The name Adekent is of Anglo-Saxon
origin and came from when a family lived the personal name
Adam. Adekent is a diminutive which means son of Adam.
Early Origins of the Adekent family
The surname Ade Kent
was first found in Westmorland
where they held a family seat
from ancient times, before the Norman Conquest
Early History of the Adekent family
This web page shows only a small excerpt of our Adekent research.Another 159 words (11 lines of text) covering the years 1191, 1296, 1379, 1621, 1601, 1681, 1626, 1685, 1662, 1615, 1677, 1587, 1669, 1630, 1698, 1686, 1689, 1647, 1711, 1610, 1703, 1665, 1670, 1674 and 1680 are included under the topic Early Adekent History in all our PDF Extended History products and printed products wherever possible.
Adekent Spelling Variations
Sound was what guided spelling in the essentially pre-literate Middle Ages, so one person's name was often recorded under several variations during a single lifetime. Also, before the advent of the printing press and the first dictionaries, the English language was not standardized. Therefore, spelling variations
were common, even among the names of the most literate people. Known variations of the Adekent family name include Adkin, Atkin, Atkins, Adekin, Adekyns, Adekyn, Adkins and many more.
Early Notables of the Adekent family (pre 1700)
Distinguished members of the family include Sir Robert Atkins; William Atkins (1601-1681), an English Jesuit; Robert Adkins (1626-1685), English ejected minister of 1662 from Chard, Somerset; Richard Atkyns (1615-1677), an English writer and printer from Gloucestershire; Sir Edward Atkyns SL (1587-1669), an English judge, Baron
of the Exchequer; and his son... Another 50 words (4 lines of text) are included under the topic Early Adekent Notables in all our PDF Extended History products and printed products wherever possible.
Migration of the Adekent family to Ireland
Some of the Adekent family moved to Ireland
, but this topic is not covered in this excerpt.Another 110 words (8 lines of text) about their life in Ireland is included in all our PDF Extended History products and printed products wherever possible.
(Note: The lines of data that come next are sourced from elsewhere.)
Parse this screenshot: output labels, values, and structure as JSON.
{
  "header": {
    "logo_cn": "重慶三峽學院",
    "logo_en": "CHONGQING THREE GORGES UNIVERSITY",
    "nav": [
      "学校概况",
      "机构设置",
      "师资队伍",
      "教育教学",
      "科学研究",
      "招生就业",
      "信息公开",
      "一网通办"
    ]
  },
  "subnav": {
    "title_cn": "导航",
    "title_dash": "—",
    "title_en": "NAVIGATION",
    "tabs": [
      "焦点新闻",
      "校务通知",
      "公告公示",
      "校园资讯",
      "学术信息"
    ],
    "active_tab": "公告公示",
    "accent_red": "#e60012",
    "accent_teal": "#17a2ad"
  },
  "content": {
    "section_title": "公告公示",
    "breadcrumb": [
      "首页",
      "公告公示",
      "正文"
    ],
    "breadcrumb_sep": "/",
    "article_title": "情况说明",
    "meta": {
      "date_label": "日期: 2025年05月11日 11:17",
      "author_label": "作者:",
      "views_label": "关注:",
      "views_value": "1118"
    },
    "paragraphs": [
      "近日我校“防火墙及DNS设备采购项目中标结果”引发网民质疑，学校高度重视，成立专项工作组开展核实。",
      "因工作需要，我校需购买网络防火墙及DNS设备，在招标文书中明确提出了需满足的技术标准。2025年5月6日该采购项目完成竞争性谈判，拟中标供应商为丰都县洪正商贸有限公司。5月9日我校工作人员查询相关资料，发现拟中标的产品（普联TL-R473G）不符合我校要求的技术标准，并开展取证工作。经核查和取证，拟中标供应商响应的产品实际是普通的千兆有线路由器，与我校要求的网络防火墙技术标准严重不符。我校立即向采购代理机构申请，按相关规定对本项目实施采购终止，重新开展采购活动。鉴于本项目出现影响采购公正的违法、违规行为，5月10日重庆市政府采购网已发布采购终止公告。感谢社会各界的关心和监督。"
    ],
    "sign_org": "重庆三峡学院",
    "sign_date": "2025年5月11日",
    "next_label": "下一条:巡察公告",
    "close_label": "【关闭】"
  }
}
Migration of the Ade Kent family to the New World and Oceana
For political, religious, and economic reasons, thousands of English families boarded ships for Ireland
, the Canadas, the America colonies, and many of smaller tropical colonies in the hope of finding better lives abroad. Although the passage on the cramped, dank ships caused many to arrive in the New World diseased and starving, those families that survived the trip often went on to make valuable contributions to those new societies to which they arrived. Early immigrants bearing the Adekent surname or a spelling variation of the name include : Sir Jonathon Atkins who was Governor of Barbados in 1663; Henry Atkins settled in Plymouth in 1641; Thomas Adkins settled in East Hartford in 1682.
The Adekent Motto
The motto was originally a war cry or slogan. Mottoes first began to be shown with arms in the 14th and 15th centuries, but were not in general use until the 17th century. Thus the oldest coats of arms generally do not include a motto. Mottoes seldom form part of the grant of arms: Under most heraldic authorities, a motto is an optional component of the coat of arms, and can be added to or changed at will; many families have chosen not to display a motto.
Motto: Vincit cum legibus arma
Motto Translation: He wins over violence with laws